> **TASK OBJECTIVE**:
Filter the entries down to the lines holding "true", then copy those lines.

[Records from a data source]
--*--

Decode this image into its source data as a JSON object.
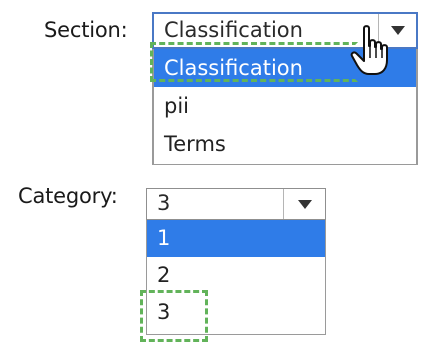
{
  "section": {
    "label": "Section:",
    "selected_value": "Classification",
    "options": [
      "Classification",
      "pii",
      "Terms"
    ],
    "highlighted_option": "Classification"
  },
  "category": {
    "label": "Category:",
    "selected_value": "3",
    "options": [
      "1",
      "2",
      "3"
    ],
    "highlighted_option": "1"
  },
  "icons": {
    "dropdown_arrow": "chevron-down-icon",
    "pointer": "hand-pointer-icon"
  },
  "colors": {
    "selection_highlight": "#2f7ce8",
    "focus_border": "#4a78c5",
    "annotation_dashes": "#62b35a"
  }
}
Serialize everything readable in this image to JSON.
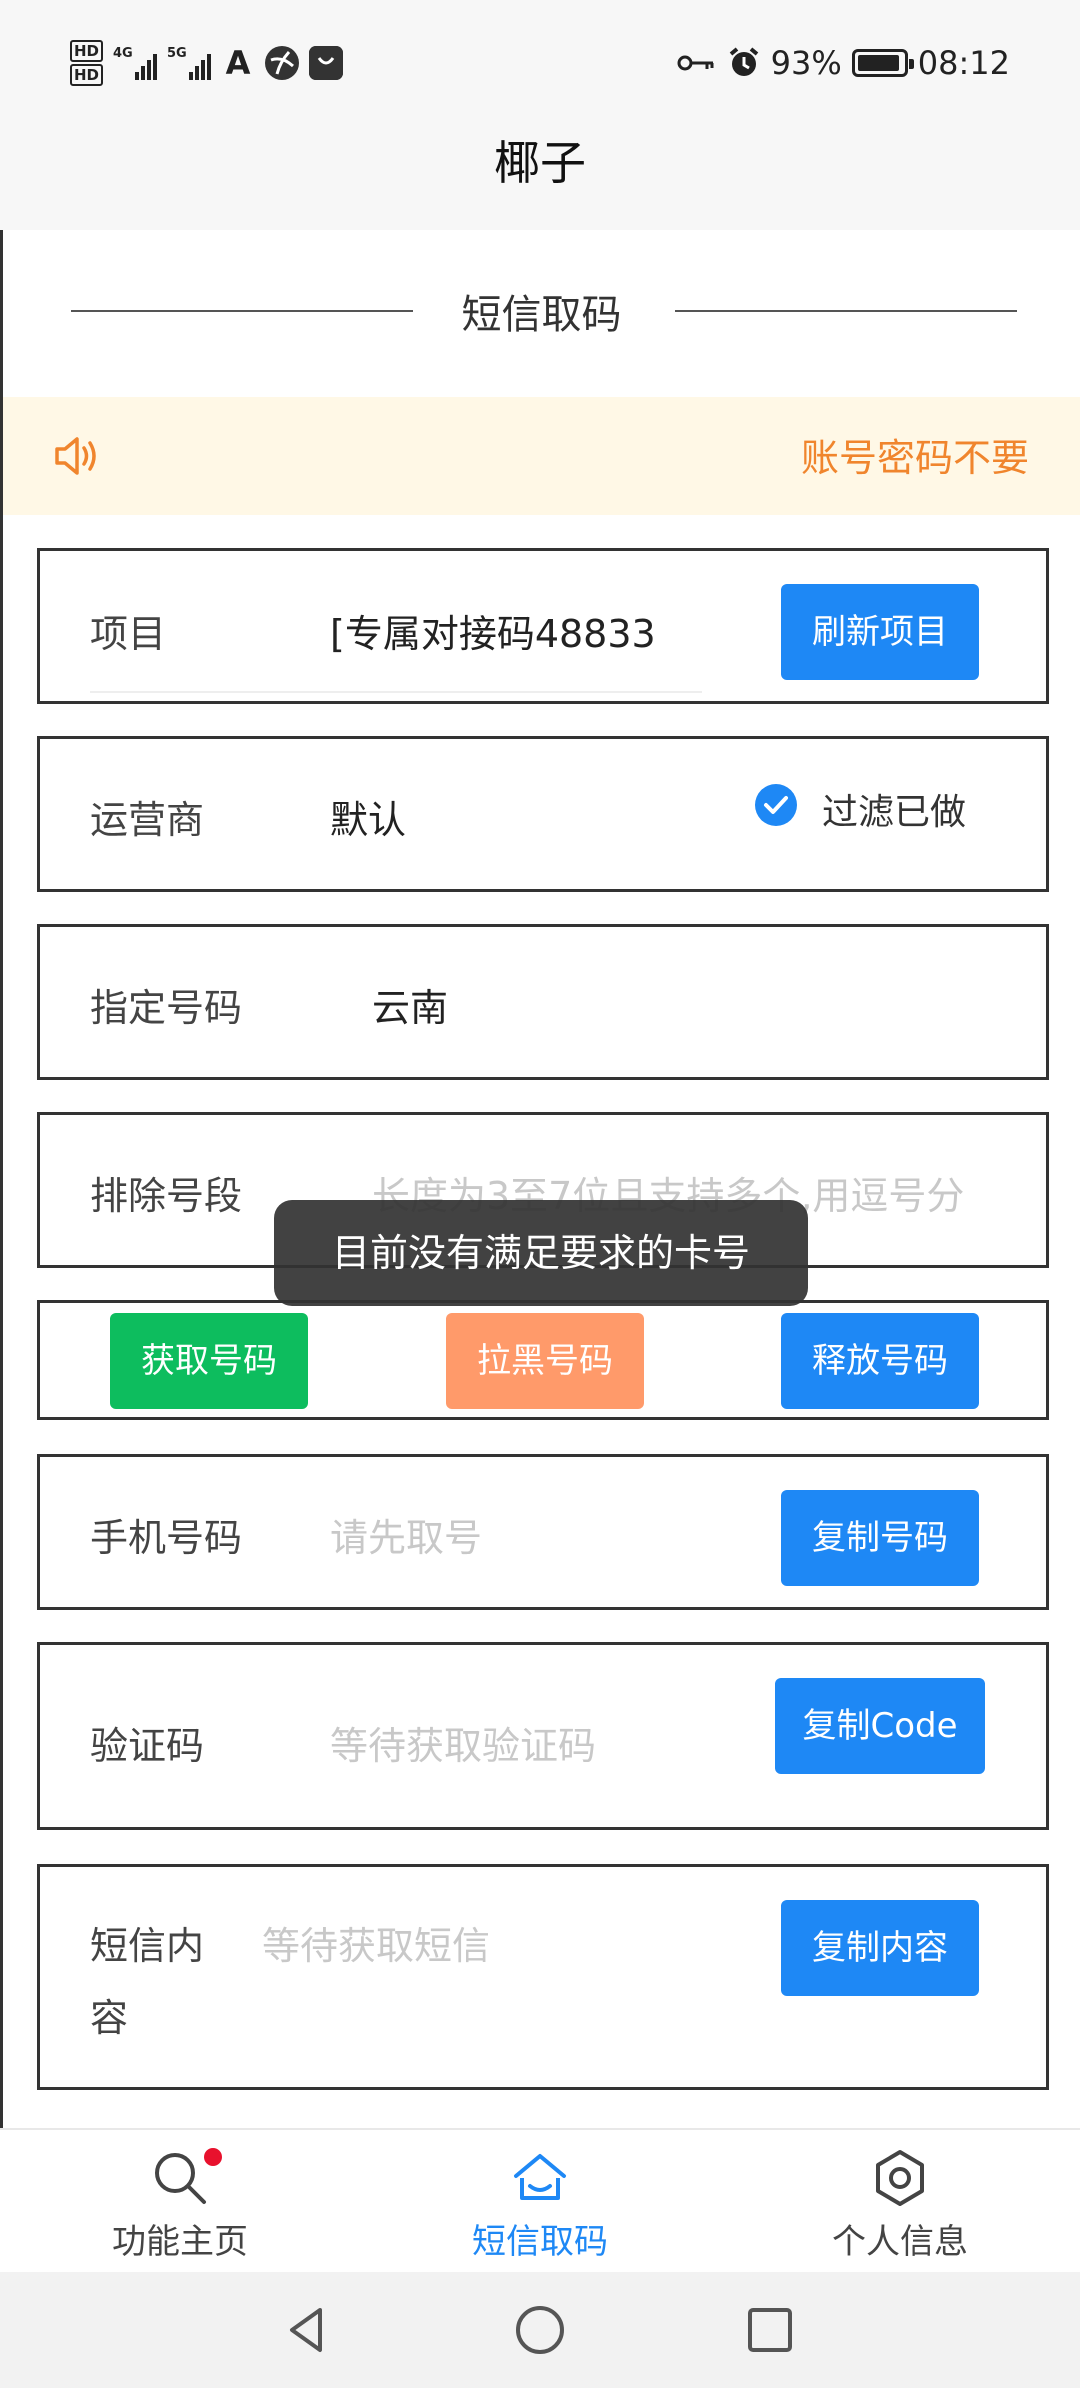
{
  "status_bar": {
    "hd1": "HD",
    "hd2": "HD",
    "net1": "4G",
    "net2": "5G",
    "app_icon_1": "A",
    "battery_percent": "93%",
    "time": "08:12",
    "icons": [
      "key-icon",
      "alarm-icon",
      "battery-icon"
    ]
  },
  "header": {
    "title": "椰子"
  },
  "section": {
    "title": "短信取码"
  },
  "notice": {
    "text": "账号密码不要",
    "icon": "speaker-icon",
    "color": "#f0852d"
  },
  "form": {
    "project": {
      "label": "项目",
      "value": "[专属对接码48833",
      "button": "刷新项目"
    },
    "operator": {
      "label": "运营商",
      "value": "默认",
      "checkbox_label": "过滤已做",
      "checked": true
    },
    "specified_number": {
      "label": "指定号码",
      "value": "云南"
    },
    "exclude_segment": {
      "label": "排除号段",
      "placeholder": "长度为3至7位且支持多个,用逗号分"
    },
    "actions": {
      "get": "获取号码",
      "blacklist": "拉黑号码",
      "release": "释放号码"
    },
    "phone": {
      "label": "手机号码",
      "placeholder": "请先取号",
      "button": "复制号码"
    },
    "code": {
      "label": "验证码",
      "placeholder": "等待获取验证码",
      "button": "复制Code"
    },
    "sms": {
      "label_line1": "短信内",
      "label_line2": "容",
      "placeholder": "等待获取短信",
      "button": "复制内容"
    }
  },
  "toast": {
    "text": "目前没有满足要求的卡号"
  },
  "bottom_nav": {
    "tabs": [
      {
        "label": "功能主页",
        "icon": "search-icon",
        "badge": true
      },
      {
        "label": "短信取码",
        "icon": "home-icon",
        "active": true
      },
      {
        "label": "个人信息",
        "icon": "gear-icon"
      }
    ]
  },
  "colors": {
    "accent": "#1e88f5",
    "green": "#0dbd5e",
    "orange": "#ff9a6a",
    "notice_bg": "#fff8e6"
  }
}
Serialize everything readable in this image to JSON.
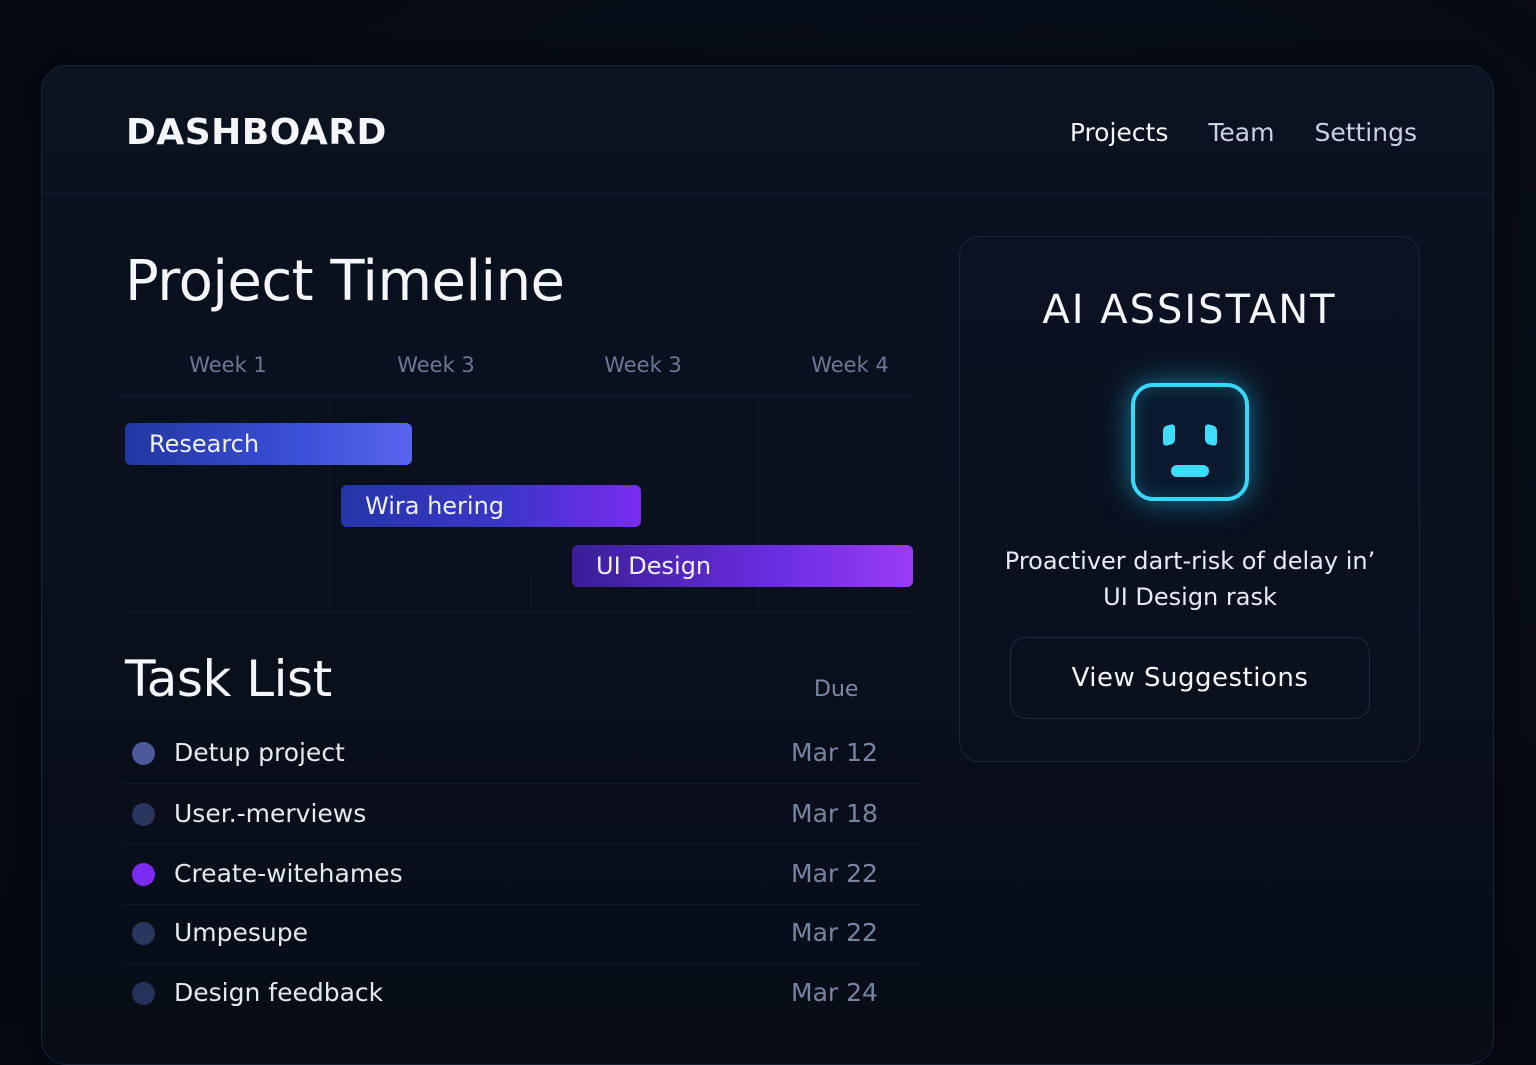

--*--

> **TASK SOLUTION**:
      "checked": true
        "badge": true
        "active": true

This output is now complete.